Start of Block

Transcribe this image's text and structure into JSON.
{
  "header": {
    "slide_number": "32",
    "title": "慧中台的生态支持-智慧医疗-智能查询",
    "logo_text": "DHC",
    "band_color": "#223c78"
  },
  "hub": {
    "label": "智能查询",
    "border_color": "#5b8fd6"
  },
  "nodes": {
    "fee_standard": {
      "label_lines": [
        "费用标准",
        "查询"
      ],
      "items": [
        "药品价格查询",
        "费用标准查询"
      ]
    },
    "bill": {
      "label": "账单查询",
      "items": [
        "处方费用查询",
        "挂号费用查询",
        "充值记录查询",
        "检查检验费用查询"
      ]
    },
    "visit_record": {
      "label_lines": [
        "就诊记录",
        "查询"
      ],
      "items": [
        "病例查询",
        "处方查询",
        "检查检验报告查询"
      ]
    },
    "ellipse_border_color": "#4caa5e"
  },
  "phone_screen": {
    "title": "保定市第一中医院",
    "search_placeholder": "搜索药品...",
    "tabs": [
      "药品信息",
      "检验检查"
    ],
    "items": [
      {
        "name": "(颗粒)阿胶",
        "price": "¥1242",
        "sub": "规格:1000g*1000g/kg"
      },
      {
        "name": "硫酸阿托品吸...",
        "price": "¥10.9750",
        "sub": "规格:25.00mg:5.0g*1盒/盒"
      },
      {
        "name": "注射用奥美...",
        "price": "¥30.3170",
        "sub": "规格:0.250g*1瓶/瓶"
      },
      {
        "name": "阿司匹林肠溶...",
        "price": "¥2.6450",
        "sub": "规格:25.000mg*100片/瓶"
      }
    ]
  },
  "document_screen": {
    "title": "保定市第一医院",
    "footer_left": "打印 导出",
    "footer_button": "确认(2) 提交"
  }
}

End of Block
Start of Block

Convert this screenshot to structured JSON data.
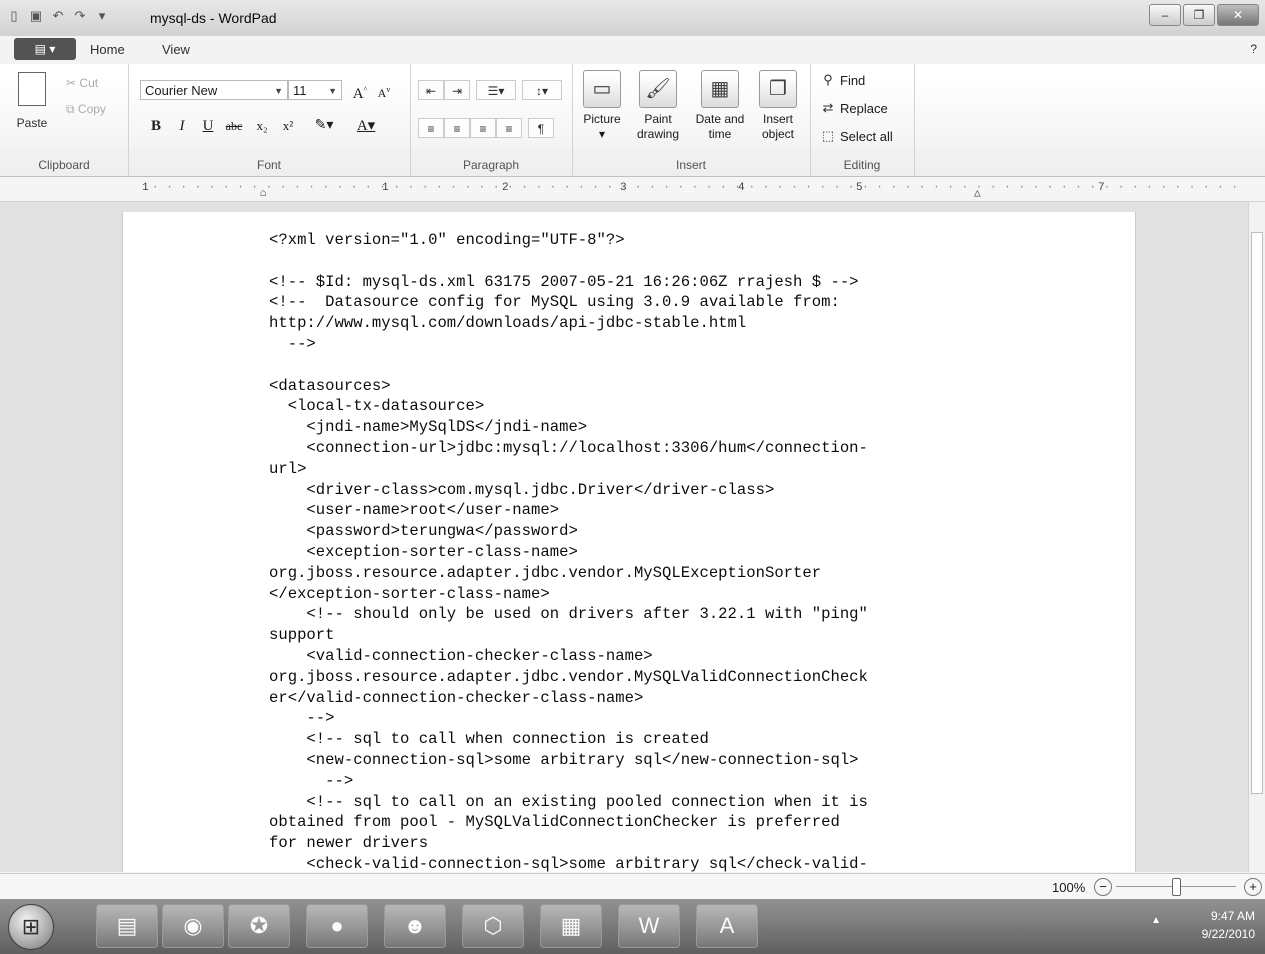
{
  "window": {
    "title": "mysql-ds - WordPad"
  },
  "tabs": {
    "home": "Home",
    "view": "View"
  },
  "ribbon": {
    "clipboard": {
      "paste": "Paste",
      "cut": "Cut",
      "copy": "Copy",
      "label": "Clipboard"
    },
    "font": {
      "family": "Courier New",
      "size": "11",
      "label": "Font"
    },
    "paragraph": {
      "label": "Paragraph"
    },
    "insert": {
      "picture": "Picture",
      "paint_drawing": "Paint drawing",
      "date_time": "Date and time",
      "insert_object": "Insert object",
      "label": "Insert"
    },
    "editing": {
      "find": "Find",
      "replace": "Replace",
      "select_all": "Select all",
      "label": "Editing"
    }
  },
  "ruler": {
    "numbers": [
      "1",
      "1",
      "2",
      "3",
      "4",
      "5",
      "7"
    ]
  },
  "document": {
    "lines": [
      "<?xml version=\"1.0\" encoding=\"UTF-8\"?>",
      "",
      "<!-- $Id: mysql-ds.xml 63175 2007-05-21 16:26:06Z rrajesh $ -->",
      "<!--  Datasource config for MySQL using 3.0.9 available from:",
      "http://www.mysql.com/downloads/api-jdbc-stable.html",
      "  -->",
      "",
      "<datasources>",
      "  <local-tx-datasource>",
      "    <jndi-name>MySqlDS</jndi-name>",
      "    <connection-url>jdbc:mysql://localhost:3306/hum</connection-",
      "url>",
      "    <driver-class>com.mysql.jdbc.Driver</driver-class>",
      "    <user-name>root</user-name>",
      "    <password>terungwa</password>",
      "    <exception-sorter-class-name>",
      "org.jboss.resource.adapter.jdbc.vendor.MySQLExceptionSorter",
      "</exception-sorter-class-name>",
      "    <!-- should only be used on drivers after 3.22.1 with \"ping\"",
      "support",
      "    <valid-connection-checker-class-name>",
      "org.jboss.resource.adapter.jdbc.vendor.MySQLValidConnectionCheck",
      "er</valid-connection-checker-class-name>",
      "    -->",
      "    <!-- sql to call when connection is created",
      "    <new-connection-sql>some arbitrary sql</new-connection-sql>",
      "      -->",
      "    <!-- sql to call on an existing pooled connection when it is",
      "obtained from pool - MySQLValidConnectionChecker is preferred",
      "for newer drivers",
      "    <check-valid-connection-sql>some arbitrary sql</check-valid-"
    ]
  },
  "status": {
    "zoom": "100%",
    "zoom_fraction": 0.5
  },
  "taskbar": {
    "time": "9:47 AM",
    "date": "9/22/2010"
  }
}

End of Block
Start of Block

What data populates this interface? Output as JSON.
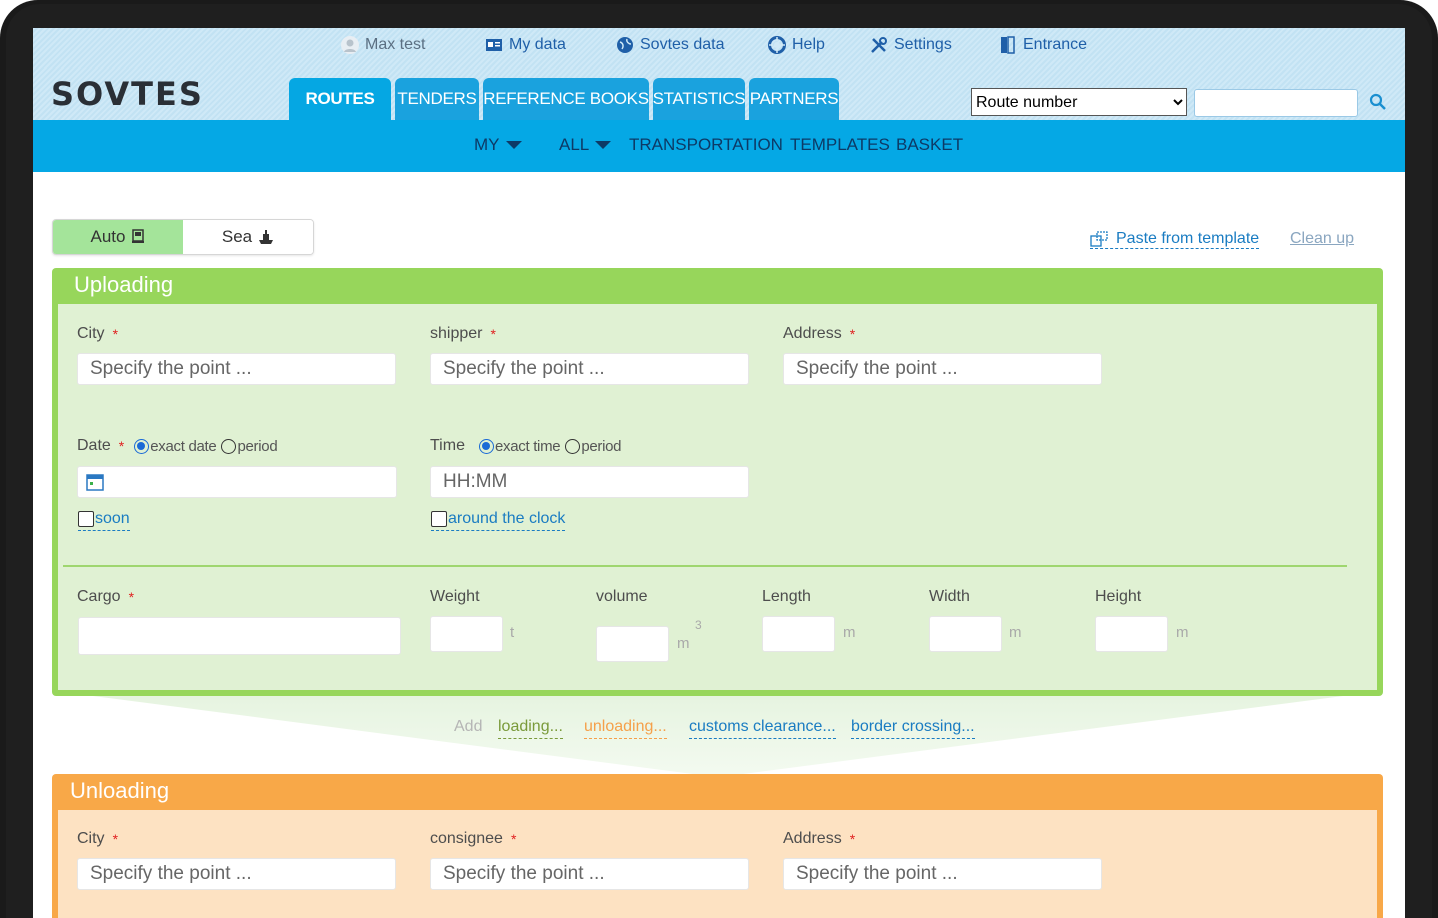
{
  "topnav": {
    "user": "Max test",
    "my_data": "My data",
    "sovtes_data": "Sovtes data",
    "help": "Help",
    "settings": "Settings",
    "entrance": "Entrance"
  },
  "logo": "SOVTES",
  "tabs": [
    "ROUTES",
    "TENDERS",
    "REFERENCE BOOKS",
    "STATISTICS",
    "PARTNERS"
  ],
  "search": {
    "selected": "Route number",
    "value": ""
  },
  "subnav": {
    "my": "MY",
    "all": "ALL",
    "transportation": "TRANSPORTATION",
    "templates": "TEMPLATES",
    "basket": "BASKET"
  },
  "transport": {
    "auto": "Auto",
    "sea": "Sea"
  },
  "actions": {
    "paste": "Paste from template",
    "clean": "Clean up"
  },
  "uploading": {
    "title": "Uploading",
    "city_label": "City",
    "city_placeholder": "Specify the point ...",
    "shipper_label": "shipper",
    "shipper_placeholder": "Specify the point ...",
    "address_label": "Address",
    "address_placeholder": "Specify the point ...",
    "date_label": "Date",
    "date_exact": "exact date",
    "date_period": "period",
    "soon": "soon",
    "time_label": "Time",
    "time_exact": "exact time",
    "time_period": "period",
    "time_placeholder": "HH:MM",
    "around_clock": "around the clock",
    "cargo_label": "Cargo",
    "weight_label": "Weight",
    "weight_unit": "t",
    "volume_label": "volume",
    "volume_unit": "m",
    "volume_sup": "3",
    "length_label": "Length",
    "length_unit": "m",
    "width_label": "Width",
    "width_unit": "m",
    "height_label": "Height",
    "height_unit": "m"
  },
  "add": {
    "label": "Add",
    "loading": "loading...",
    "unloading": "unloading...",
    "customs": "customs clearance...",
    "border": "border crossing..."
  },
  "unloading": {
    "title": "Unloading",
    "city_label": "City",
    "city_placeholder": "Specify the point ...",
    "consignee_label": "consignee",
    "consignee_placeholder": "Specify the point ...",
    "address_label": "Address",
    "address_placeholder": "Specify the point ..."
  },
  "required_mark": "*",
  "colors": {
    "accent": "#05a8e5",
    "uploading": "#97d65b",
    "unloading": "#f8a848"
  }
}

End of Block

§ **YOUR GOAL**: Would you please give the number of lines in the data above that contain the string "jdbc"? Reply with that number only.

§ **ANSWER TO THE EXERCISE**: 5